>>>>

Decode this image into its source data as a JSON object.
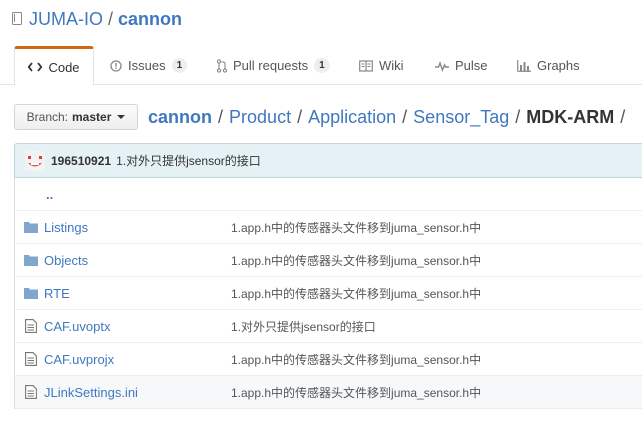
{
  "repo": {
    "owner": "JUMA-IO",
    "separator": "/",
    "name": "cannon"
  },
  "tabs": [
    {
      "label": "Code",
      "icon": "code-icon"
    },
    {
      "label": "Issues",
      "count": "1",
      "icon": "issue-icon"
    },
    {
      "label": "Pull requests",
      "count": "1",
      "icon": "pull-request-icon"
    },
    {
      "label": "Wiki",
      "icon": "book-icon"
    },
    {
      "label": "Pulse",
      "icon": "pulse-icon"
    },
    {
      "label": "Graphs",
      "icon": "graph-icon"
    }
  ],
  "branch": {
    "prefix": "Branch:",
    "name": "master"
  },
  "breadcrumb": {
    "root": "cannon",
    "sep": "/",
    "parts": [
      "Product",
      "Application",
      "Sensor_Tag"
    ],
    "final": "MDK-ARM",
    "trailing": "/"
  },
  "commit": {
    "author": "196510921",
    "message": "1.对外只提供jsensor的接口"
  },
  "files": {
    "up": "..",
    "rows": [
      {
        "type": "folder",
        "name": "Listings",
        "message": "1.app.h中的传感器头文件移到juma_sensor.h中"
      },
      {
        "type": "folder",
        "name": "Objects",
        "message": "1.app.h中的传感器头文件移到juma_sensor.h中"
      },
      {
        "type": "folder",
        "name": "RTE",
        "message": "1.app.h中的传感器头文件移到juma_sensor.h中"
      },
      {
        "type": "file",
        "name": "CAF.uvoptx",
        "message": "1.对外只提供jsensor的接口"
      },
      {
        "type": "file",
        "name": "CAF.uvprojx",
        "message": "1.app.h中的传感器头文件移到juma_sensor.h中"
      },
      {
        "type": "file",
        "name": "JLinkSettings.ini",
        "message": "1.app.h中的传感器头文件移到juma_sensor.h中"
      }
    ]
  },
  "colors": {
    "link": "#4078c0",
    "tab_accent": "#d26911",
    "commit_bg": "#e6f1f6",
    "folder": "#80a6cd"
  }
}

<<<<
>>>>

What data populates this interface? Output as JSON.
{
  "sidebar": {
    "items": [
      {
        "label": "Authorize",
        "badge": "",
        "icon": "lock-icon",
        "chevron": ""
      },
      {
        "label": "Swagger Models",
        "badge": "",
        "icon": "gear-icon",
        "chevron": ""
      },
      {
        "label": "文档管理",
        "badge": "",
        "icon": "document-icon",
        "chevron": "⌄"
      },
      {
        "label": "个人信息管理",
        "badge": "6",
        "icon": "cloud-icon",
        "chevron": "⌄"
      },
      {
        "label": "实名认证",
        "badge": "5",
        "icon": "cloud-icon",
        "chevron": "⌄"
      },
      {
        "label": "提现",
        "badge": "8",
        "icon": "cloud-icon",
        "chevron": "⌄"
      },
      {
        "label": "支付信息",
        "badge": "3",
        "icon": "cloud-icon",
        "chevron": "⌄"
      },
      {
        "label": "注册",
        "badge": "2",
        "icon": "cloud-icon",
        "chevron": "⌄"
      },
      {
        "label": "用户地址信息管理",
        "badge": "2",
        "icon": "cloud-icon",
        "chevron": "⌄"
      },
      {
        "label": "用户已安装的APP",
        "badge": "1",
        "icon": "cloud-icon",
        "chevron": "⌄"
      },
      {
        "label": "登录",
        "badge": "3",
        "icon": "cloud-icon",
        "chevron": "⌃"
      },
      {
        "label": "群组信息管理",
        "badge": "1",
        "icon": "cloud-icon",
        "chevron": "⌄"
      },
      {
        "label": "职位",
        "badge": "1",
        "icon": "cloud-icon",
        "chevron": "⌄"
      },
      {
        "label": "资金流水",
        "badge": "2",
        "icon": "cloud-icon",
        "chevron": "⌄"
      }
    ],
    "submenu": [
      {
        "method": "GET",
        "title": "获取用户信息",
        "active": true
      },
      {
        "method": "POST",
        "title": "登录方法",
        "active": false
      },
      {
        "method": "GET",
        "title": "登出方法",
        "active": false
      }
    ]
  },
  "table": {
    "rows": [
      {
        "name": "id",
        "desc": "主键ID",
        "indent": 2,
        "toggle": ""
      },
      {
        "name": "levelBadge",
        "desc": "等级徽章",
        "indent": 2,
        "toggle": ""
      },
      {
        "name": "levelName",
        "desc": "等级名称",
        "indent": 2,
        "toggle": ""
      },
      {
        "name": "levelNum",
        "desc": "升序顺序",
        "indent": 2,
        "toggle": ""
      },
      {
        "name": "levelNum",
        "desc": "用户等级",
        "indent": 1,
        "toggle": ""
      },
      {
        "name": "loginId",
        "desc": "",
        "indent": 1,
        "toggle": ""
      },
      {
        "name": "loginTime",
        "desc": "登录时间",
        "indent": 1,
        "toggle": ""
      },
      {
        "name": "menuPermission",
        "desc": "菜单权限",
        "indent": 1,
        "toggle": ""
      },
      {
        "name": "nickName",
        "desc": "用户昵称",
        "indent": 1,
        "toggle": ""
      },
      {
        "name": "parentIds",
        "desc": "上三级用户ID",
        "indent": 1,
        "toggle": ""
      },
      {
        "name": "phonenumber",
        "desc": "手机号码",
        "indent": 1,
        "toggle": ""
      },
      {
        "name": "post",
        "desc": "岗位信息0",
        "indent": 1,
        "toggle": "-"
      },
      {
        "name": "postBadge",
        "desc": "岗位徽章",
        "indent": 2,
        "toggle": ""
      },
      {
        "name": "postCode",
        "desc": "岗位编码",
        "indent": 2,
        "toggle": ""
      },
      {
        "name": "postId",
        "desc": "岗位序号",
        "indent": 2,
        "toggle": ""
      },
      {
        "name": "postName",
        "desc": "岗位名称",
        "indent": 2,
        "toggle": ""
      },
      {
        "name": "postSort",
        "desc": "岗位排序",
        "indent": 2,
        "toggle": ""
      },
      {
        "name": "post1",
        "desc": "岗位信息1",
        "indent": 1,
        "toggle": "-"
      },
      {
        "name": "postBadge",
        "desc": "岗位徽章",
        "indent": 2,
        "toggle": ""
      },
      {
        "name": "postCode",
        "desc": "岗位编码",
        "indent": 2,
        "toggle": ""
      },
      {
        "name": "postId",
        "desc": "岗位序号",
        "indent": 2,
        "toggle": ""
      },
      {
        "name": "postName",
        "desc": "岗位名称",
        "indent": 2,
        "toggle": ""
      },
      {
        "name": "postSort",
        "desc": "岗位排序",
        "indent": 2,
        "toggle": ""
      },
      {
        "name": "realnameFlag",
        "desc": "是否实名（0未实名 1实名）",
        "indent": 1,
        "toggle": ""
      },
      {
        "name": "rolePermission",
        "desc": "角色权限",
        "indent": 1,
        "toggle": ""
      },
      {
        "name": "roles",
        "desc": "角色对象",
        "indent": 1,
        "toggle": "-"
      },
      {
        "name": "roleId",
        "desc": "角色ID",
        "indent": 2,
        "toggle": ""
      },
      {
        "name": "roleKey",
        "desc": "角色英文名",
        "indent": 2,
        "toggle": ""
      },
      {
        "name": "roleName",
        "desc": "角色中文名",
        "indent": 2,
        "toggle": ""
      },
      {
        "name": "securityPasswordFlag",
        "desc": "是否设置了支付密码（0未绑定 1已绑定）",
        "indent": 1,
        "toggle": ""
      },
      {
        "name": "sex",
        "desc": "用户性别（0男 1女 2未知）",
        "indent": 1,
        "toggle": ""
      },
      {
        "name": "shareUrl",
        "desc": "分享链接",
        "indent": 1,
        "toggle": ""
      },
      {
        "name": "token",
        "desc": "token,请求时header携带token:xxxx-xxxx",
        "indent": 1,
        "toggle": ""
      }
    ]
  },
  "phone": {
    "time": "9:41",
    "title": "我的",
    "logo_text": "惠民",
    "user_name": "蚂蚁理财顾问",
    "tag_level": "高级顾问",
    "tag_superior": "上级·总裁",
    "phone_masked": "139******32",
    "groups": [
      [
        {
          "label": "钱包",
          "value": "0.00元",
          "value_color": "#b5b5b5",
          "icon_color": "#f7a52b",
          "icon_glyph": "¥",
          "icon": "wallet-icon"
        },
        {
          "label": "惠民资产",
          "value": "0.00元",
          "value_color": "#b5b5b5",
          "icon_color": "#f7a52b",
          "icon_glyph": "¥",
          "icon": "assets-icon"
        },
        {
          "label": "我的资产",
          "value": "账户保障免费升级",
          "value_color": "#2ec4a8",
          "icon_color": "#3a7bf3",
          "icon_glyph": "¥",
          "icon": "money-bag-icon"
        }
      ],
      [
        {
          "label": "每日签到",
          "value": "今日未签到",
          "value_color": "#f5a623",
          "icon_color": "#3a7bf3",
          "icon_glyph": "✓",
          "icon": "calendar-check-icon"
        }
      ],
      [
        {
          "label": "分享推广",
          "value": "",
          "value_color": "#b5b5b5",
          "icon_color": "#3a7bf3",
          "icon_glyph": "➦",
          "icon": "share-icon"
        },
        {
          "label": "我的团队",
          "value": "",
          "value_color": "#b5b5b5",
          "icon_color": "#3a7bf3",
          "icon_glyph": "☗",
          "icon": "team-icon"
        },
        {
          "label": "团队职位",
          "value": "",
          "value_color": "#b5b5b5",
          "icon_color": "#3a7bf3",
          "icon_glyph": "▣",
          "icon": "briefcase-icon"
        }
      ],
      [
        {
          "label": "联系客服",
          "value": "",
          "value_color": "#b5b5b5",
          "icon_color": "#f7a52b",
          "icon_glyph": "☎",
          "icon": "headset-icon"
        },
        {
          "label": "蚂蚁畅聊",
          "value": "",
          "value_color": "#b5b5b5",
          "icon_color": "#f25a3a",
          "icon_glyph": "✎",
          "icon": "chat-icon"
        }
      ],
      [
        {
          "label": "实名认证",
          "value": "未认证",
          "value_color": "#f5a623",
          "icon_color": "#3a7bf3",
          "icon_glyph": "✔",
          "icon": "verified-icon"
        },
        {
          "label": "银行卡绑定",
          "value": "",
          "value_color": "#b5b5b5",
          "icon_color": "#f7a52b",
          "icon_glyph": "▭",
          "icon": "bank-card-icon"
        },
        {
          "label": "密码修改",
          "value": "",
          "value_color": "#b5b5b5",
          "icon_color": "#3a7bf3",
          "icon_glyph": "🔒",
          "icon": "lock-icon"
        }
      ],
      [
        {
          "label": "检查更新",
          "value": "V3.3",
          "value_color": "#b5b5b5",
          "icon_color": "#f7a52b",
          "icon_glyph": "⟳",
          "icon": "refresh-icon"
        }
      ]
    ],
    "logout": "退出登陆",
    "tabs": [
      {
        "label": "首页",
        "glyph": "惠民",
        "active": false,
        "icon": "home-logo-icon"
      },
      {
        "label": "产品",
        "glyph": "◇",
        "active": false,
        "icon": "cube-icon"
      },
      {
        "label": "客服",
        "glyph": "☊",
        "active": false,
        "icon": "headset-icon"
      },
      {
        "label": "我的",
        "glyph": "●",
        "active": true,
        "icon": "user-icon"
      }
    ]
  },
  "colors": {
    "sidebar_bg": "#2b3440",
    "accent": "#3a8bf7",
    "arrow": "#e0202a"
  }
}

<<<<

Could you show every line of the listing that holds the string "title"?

        "title": "获取用户信息",
        "title": "登录方法",
        "title": "登出方法",
    "title": "我的",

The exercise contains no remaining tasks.